The automotive world recently lost two giants- Louis Senter and Joe Moriarty.
Louis Senter one of the founding members of the Specialty Equipment Market Association (SEMA) and a SEMA Hall of Fame Hall of Fame member died Saturday, May 28 at age 95. Senter got his start by building and modifying engines for midgets and other forms of oval-track racing.
Senter opened his own machine shop on Crocker Street in downtown Los Angeles called Senter Engineering. After moving the business to Jefferson Boulevard in 1947, he took on Jack Andrews as a partner. The new partnership also brought a name change from Senter Engineering to Ansen Automotive Engineering—a combination of Andrews and Senter—and was one of the first true speed shops in the city, according to Senter. There, Senter developed a lightened, balanced and polished Ford flathead crankshaft kit. The firm sold complete engines, which were shipped for the most part to National Association of Stock Car Racing (NASCAR) drivers in the southern states.
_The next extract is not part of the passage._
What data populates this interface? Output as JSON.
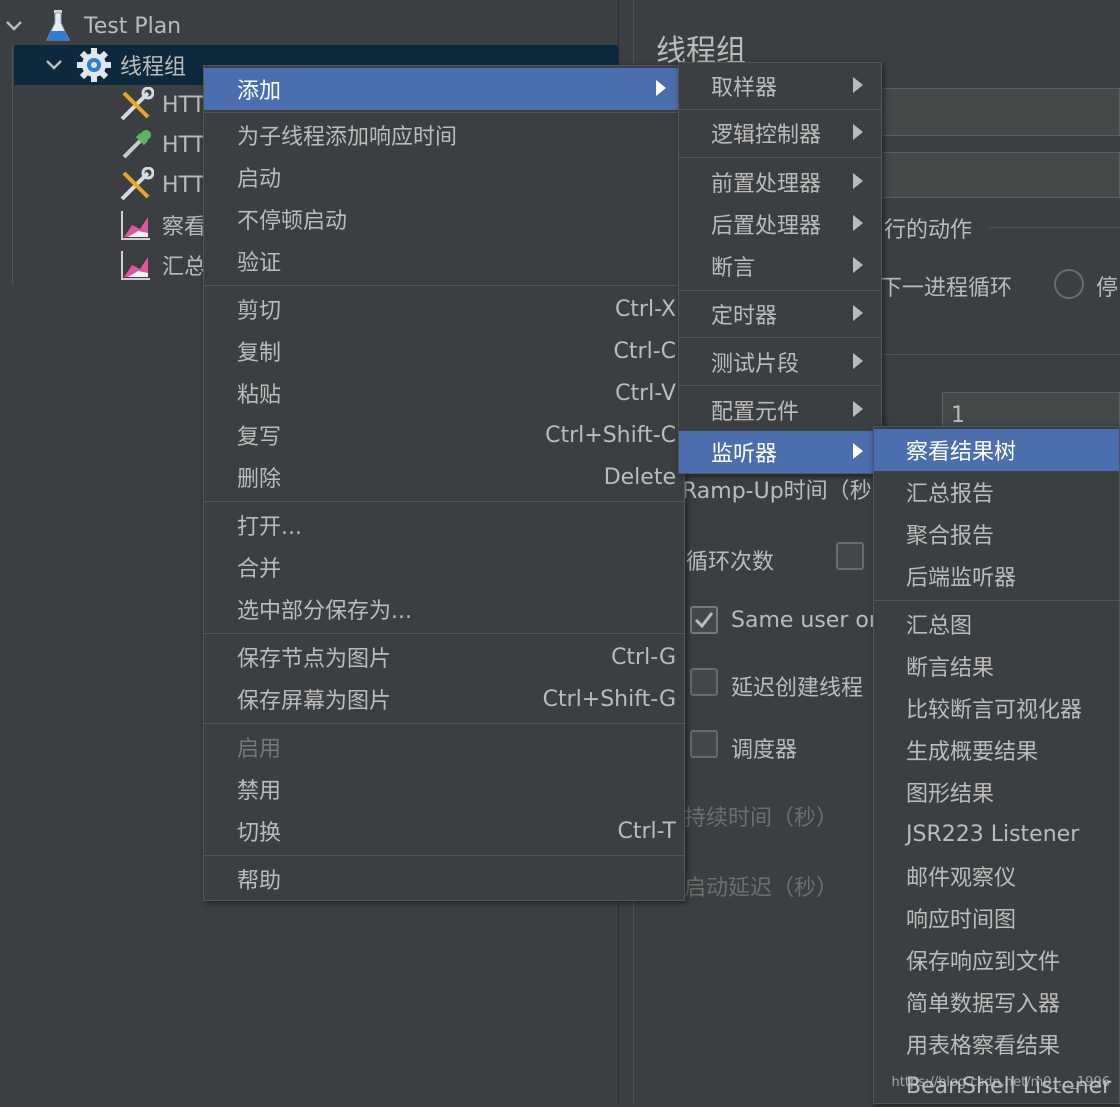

In late October of 1950, after Senter became the sole owner of Ansen Automotive, the company expanded again into a building on Normandie Boulevard in Los Angeles. During the ensuing years, a number of automotive icons worked there, including Lou Raney, Ed Pink and Jim Kavanaugh.
In the early ’60s, Ansen Automotive moved to a building constructed specifically for the business on Western Avenue in Gardena, California. The company’s catalog grew to more than 100 pages and featured hundreds of parts, including forged pistons and forged-steel rods, aluminum connecting rods and a safety bell housing that became compulsory at all dragstrips. The piston department was later sold to Nick Arias, who is still making pistons today, and the rod department was sold to Miller Rods.
In 1963, Senter and other manufacturers formed an organization known as the Speed Equipment Manufacturers Association (SEMA), today known as the Specialty Equipment Market Association. Senter said that the organization was designed to formulate safety standards in the high-performance industry and organize the manufacturers for representation in Washington, D.C., to keep SEMA informed about legislation being introduced that might affect the industry.
Senter began to pull back from the business in 1969, selling to the Whittaker Corporation. Senter stayed with Ansen until 1974 and then became a consultant for W.R. Grace, which included Appliance Industries, Mr. Gasket, Lakewood and Hickey. In 1978, Louis Senter was inducted into the SEMA Hall of Fame. Senter continued to develop wheel products and companies over the next few years but eventually retired for good. He was named to the Hot Rod Magazine Hall of Fame in 1997, received a Western Racing Association award for his 50-year contribution to racing in 1998 and was named to the Dry Lakes Hall of Fame in 1999.
Maurice Joseph Moriarty “Joe” Moriarty the founder of Total Seal Piston Rings lost his battle with heart disease and passed away on Tuesday June 1, 2016, at his home in Phoenix Arizona. Born in 1928 in Indian Orchard, Massachusetts, Moriarty was a prolific inventor, holding several patents on piston rings, including Total Seal’s Gapless and Diamond Finish rings.
Moriarty started Total Seal Piston Rings in 1967 and the company saw tremendous growth over the last several years, producing some of the most advanced steel ring manufacturing capabilities available today. Joe was inducted into the Motorsports Parts Manufacturers Council (MPMC) Hall of Fame at the 2014 PRI Trade Show in Indianapolis. Moriarty leaves behind his wife of 48 years, Donna, eight children and 17 grandchildren. His namesake, Joey Moriarty, will continue to run Total Seal Piston Rings in Phoenix.
Information and photographs for this article provided by the Specialty Equipment Market Association (SEMA)